Monday, December 14, 2009

Keeping a log of business mileage

Q I read the post about the Standard Mileage Rates for 2010. If I use the standard mileage rate, do I have to save my gas receipts, too?

A If you are using the standard mileage rate, all you need to keep is a log of your business-use miles. You only need to save gas receipts if you are deducting actual vehicle expenses (although you still need to keep a log).

Many small business owners fail to take full advantage of the deduction for business transportation expenses. Here's what you need to know to make sure you aren't missing this important deduction.

If you use your personal vehicle in your business, you can deduct the cost of driving and maintaining that vehicle. These transportation expenses include the ordinary and necessary costs of the following.

• Getting from one workplace to another in the course of your business or profession when you are traveling within the general area that is your tax home.
• Visiting clients or customers.
• Going to a business meeting away from your regular workplace.
• Getting from your home to a temporary workplace when you have one or more regular places of work.
• Other travel that is ordinary and necessary in your particular line of work, including travel to purchase supplies or other items necessary for your business.

You generally have the option of deducting the actual vehicle expenses or using the standard mileage rate to figure your deduction.

Actual expenses include depreciation (or lease payments), gas and oil, tires, repairs, tune-ups, insurance, loan interest, and registration fees. The standard mileage rate for business travel for 2009 has been 55 cents per mile; for 2010 the rate will be 50 cents per mile (reflecting the drop [?] in fuel prices).

If the vehicle is used exclusively for business and you are deducting actual expenses, you must save receipts.

If the vehicle is used exclusively for business and you use the standard mileage rate, all you need is the beginning and ending odometer reading for the year to figure your deduction: you do not need to save any receipts.

If you use the vehicle for both business and personal purposes, your deduction is based on the percentage of business use, and the IRS says you must keep a written log of the business use to determine and document the deduction.

The log can take any form that works for you – day planner, notes on a calendar, spreadsheet, or small notepad in the glove box. The key is to use it! The log should contain the date, number of business miles, and the business purpose of each trip.

The IRS has become increasingly picky about documentation for vehicle expenses. They can deny a deduction based on estimates. So I strongly encourage you to keep good records to document your vehicle expenses.

To start the year off right, make it a New Year’s habits to write down the January 1st mileage on each of your vehicles.

Notes: you can still deduct state and local personal property tax on the vehicle, parking fees, and tolls, whether you claim actual expenses or the standard mileage rate.
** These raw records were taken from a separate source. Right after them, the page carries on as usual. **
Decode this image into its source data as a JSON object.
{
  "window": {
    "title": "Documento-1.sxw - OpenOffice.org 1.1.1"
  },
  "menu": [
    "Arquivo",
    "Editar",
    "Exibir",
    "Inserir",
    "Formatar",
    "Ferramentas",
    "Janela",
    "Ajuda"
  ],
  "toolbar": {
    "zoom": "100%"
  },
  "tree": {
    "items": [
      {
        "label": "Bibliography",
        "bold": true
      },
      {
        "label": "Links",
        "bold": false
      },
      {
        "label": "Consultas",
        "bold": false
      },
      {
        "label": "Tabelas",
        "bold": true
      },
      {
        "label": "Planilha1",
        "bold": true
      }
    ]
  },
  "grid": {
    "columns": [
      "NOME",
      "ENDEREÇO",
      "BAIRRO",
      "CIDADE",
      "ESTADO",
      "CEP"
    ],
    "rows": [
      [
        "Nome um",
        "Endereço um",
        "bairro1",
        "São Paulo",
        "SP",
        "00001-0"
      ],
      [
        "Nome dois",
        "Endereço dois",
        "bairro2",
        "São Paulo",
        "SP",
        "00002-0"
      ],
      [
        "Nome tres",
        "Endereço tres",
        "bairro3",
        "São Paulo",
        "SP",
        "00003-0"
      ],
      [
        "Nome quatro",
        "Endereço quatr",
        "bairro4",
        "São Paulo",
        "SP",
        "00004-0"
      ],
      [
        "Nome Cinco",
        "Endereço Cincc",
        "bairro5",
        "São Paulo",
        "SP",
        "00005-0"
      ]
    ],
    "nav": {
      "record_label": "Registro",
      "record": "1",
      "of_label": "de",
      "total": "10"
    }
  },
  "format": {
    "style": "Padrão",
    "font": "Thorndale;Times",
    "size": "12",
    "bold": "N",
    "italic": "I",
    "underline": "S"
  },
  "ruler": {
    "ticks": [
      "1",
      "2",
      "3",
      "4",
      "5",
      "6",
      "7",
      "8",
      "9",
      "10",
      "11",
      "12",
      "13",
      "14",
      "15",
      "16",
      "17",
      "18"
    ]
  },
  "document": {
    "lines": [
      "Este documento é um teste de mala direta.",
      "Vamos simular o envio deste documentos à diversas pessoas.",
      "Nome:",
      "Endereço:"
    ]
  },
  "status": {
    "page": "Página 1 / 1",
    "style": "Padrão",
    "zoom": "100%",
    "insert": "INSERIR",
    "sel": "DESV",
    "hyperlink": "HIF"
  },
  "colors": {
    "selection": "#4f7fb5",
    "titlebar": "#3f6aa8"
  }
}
Commuting for an employee is not deductible, but travel between two jobs in the same day may be.

Please contact me directly for a no-cost consultation to discuss your individual situation.